New satellite imagery reveals a rash of fires burning in what was once one of the world’s most biologically rich forests—Indonesia’s Tesso Nilo National Park.
The recent outbreak of fires began May 29, 2015, according to NASA fire alerts on the Global Forest Watch Fires (GFW Fires) platform, and alerts have have cropped up daily since then, with a total of 185 fires alerts. Of these, 47 of these have been high-confidence fire alerts, more likely to be associated with forest burning during land clearing for agriculture.
What’s more troubling is that these are just the latest fires to rip through the protected area, which is home to endangered Sumatran tigers and elephants, among other species. Despite legal designation as a protected area, the park actually has a lengthy history with agricultural encroachment and other threats.
Palm Oil Development and Tesso Nilo Park

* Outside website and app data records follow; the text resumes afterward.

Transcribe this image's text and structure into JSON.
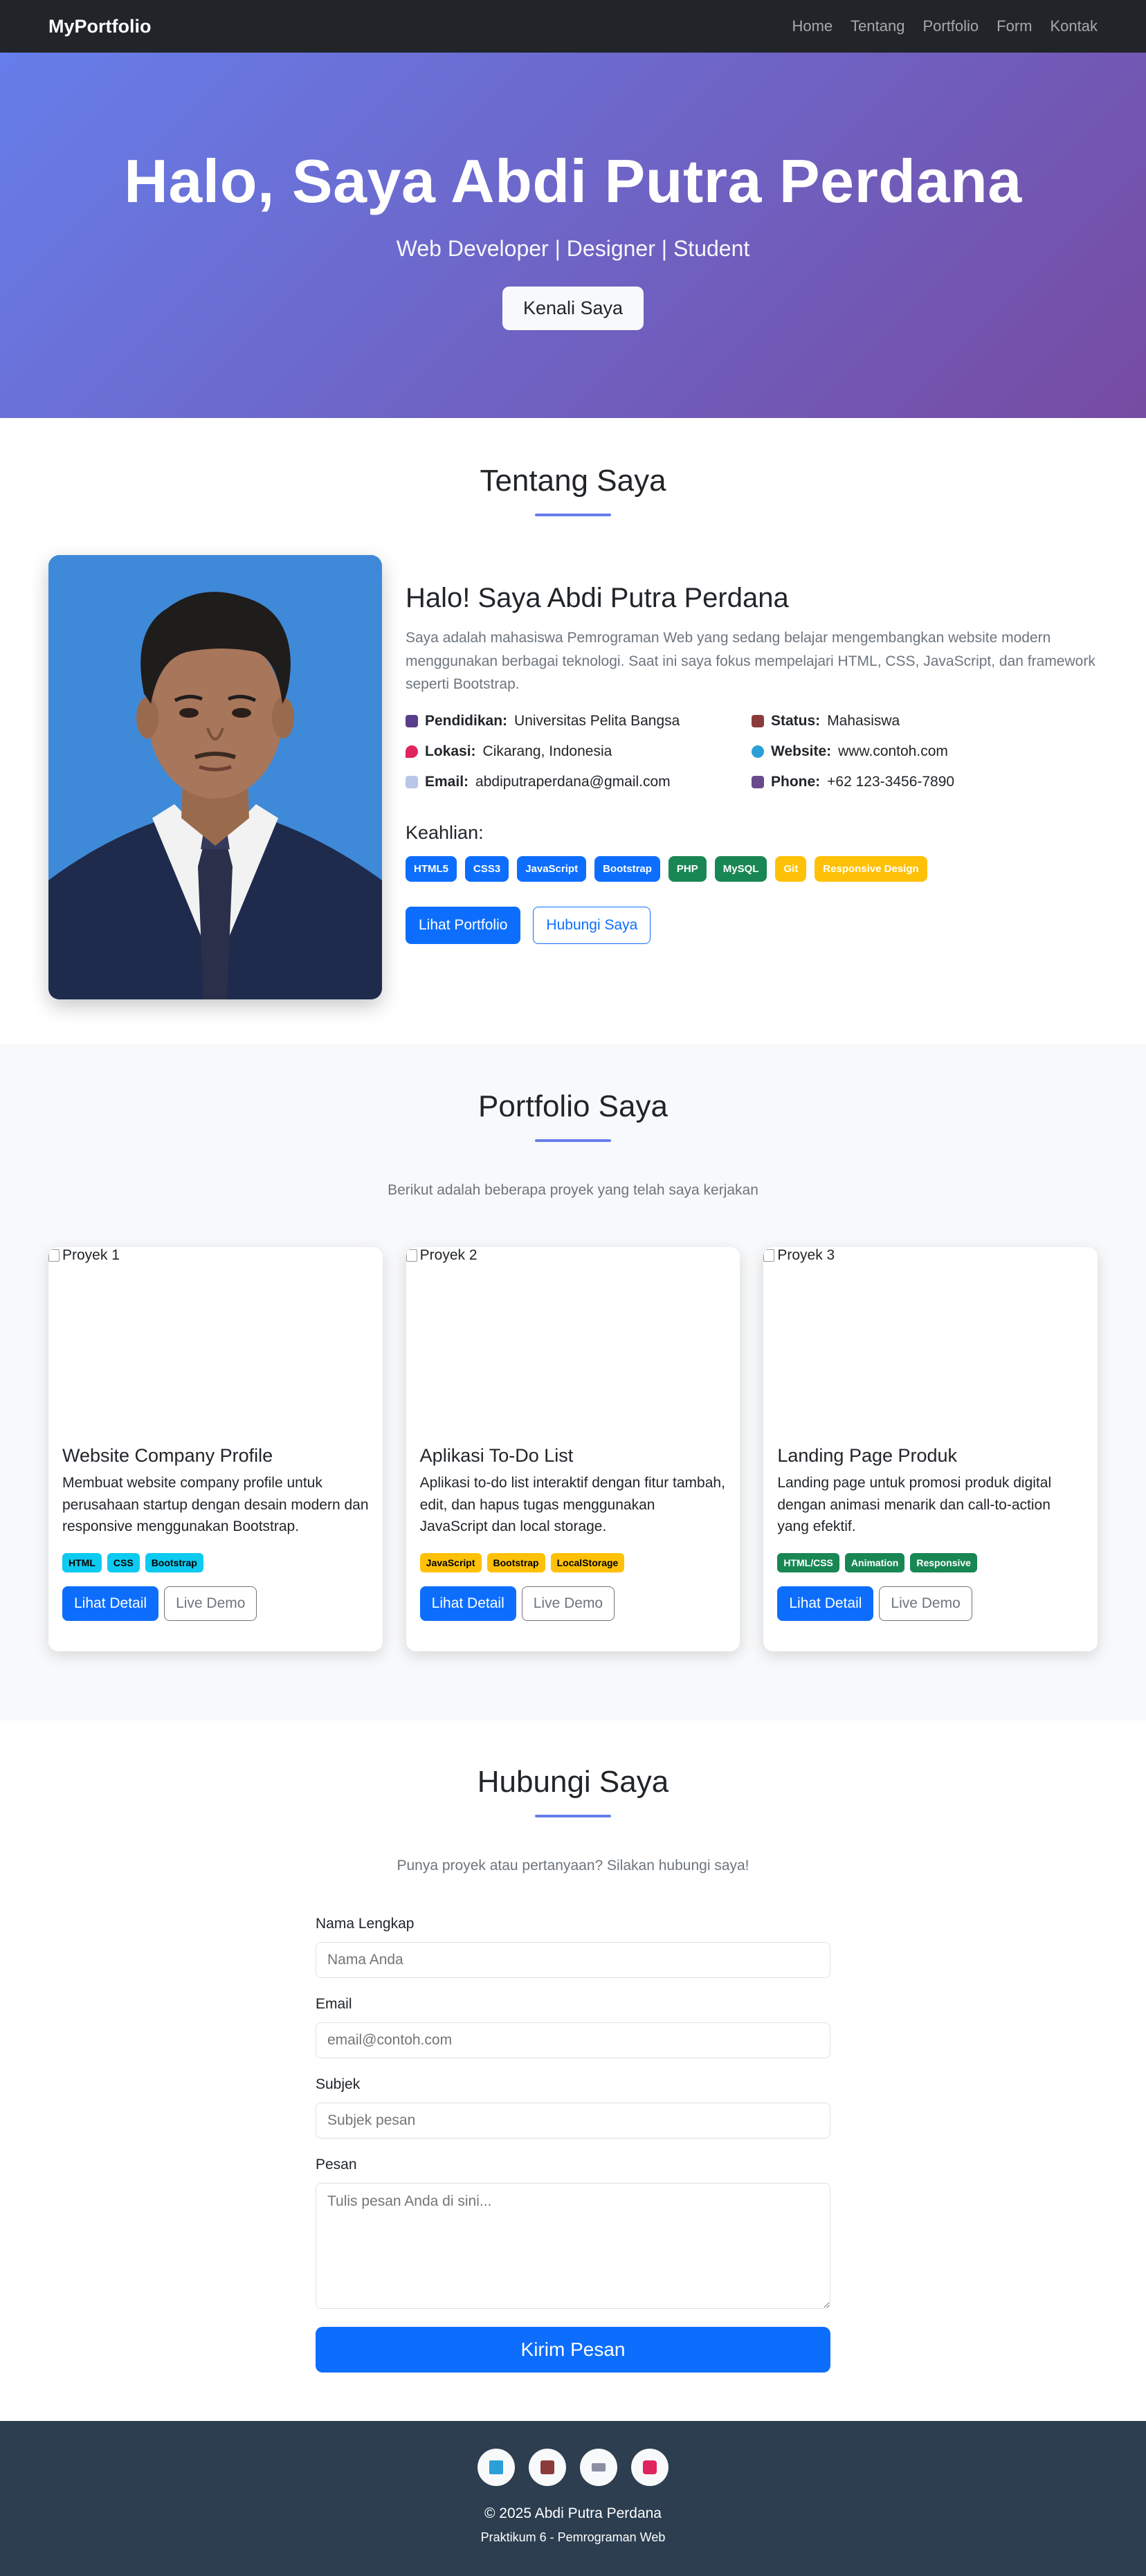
{
  "navbar": {
    "brand": "MyPortfolio",
    "links": [
      "Home",
      "Tentang",
      "Portfolio",
      "Form",
      "Kontak"
    ]
  },
  "hero": {
    "title": "Halo, Saya Abdi Putra Perdana",
    "subtitle": "Web Developer | Designer | Student",
    "button": "Kenali Saya"
  },
  "about": {
    "title": "Tentang Saya",
    "heading": "Halo! Saya Abdi Putra Perdana",
    "description": "Saya adalah mahasiswa Pemrograman Web yang sedang belajar mengembangkan website modern menggunakan berbagai teknologi. Saat ini saya fokus mempelajari HTML, CSS, JavaScript, dan framework seperti Bootstrap.",
    "info": [
      {
        "icon": "graduation-cap-icon",
        "label": "Pendidikan:",
        "value": "Universitas Pelita Bangsa"
      },
      {
        "icon": "briefcase-icon",
        "label": "Status:",
        "value": "Mahasiswa"
      },
      {
        "icon": "pin-icon",
        "label": "Lokasi:",
        "value": "Cikarang, Indonesia"
      },
      {
        "icon": "globe-icon",
        "label": "Website:",
        "value": "www.contoh.com"
      },
      {
        "icon": "email-icon",
        "label": "Email:",
        "value": "abdiputraperdana@gmail.com"
      },
      {
        "icon": "phone-icon",
        "label": "Phone:",
        "value": "+62 123-3456-7890"
      }
    ],
    "skills_title": "Keahlian:",
    "skills": [
      "HTML5",
      "CSS3",
      "JavaScript",
      "Bootstrap",
      "PHP",
      "MySQL",
      "Git",
      "Responsive Design"
    ],
    "btn_portfolio": "Lihat Portfolio",
    "btn_contact": "Hubungi Saya"
  },
  "portfolio": {
    "title": "Portfolio Saya",
    "subtitle": "Berikut adalah beberapa proyek yang telah saya kerjakan",
    "cards": [
      {
        "alt": "Proyek 1",
        "title": "Website Company Profile",
        "desc": "Membuat website company profile untuk perusahaan startup dengan desain modern dan responsive menggunakan Bootstrap.",
        "tags": [
          "HTML",
          "CSS",
          "Bootstrap"
        ],
        "detail": "Lihat Detail",
        "demo": "Live Demo"
      },
      {
        "alt": "Proyek 2",
        "title": "Aplikasi To-Do List",
        "desc": "Aplikasi to-do list interaktif dengan fitur tambah, edit, dan hapus tugas menggunakan JavaScript dan local storage.",
        "tags": [
          "JavaScript",
          "Bootstrap",
          "LocalStorage"
        ],
        "detail": "Lihat Detail",
        "demo": "Live Demo"
      },
      {
        "alt": "Proyek 3",
        "title": "Landing Page Produk",
        "desc": "Landing page untuk promosi produk digital dengan animasi menarik dan call-to-action yang efektif.",
        "tags": [
          "HTML/CSS",
          "Animation",
          "Responsive"
        ],
        "detail": "Lihat Detail",
        "demo": "Live Demo"
      }
    ]
  },
  "contact": {
    "title": "Hubungi Saya",
    "subtitle": "Punya proyek atau pertanyaan? Silakan hubungi saya!",
    "name_label": "Nama Lengkap",
    "name_placeholder": "Nama Anda",
    "email_label": "Email",
    "email_placeholder": "email@contoh.com",
    "subject_label": "Subjek",
    "subject_placeholder": "Subjek pesan",
    "message_label": "Pesan",
    "message_placeholder": "Tulis pesan Anda di sini...",
    "submit": "Kirim Pesan"
  },
  "footer": {
    "socials": [
      "book-icon",
      "briefcase-icon",
      "keyboard-icon",
      "camera-icon"
    ],
    "copyright": "© 2025 Abdi Putra Perdana",
    "course": "Praktikum 6 - Pemrograman Web"
  },
  "colors": {
    "hero_start": "#667eea",
    "hero_end": "#764ba2",
    "primary": "#0d6efd",
    "success": "#198754",
    "warning": "#ffc107",
    "info": "#0dcaf0",
    "footer": "#2c3e50"
  }
}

Tesso Nilo was first established as a National Park in 2004. The boundaries were expanded in 2009, and the park is one of the last large areas of lowland tropical rainforest in Indonesia.
But encroachment into the park by thousands of settlers has been rampant. Since 2000, more than 47,000 hectares ( 116,000 acres) of tree cover has been cleared, making way for palm oil plantations and other development.
Fires are not a natural occurrence in Indonesian forests and rarely occur unless they are ignited by people. Although it is illegal to set fires, except for areas used for smallholder agriculture, burning is widely used across Riau Province in conjunction with the conversion of forests to palm oil or wood fiber plantations as a cheaper alternative to mechanical clearing. All fires within protected areas are illegal.
A major outbreak of fires in the park occurred during 2013. The illegal encroachment into the park and lack of enforcement of legal protection have been ongoing issues for years, and were even featured in the premiere of Showtime’s Years of Living Dangerously series, highlighting the role of deforestation in global climate change. Reports in the Indonesian press on July 3rd indicate that three individuals were arrested in connection with the recent fires in Tesso Nilo, yet active fires have continued burning through at least July 9th.
Concerns about Enforcement
Tesso Nilo is legally registered as a protected area, meaning that timber extraction and clearing of forest for agriculture are not allowed in the park. All national parks in Indonesia are doubly protected by the country’s recently renewed moratorium on new licenses to clear forest land. The fact that so much tree cover has been lost in recent years shows a lack of law enforcement.
What to Do Now?
The Indonesian government could show it is serious about its forestry laws by cracking down on illegal fires in Tesso Nilo and other areas. The Indonesian government already uses real-time fire alerts from satellites, and this information is also available to the public via tools like GFW Fires. High-resolution images can give the sort of detailed evidence needed for law enforcement officials to investigate illegal burning. And the Indonesian government could do so while still promoting oil palm development on already degraded lands outside of protected areas.
The country also needs the relevant government agencies and law enforcement bodies to act in unison against illegal land burning. The UKP4 task force established in 2014, but later disbanded, played an important leadership role in curbing fires and bringing legal action against perpetrators. Creating a similar task force today would be an important step in demonstrating that combating fires and enforcing the forest moratorium is a priority for Indonesia’s new leadership.
The public too, can increasingly play a role. Visit the GFW Fires site to find out the latest on the fires in Tesso Nilo. Click on the “sign up for alerts” button in the upper right corner of the map to get automatic email or SMS notifications of fire alerts in specific areas.
EDITOR'S NOTE: 7/14/15: This post was updated to emphasize that Tesso Nilo’s status as a national park should be the primary means by which the lands are protected from conversion, rather than the national forest moratorium, which is aimed at preventing the establishment of new conversion permits.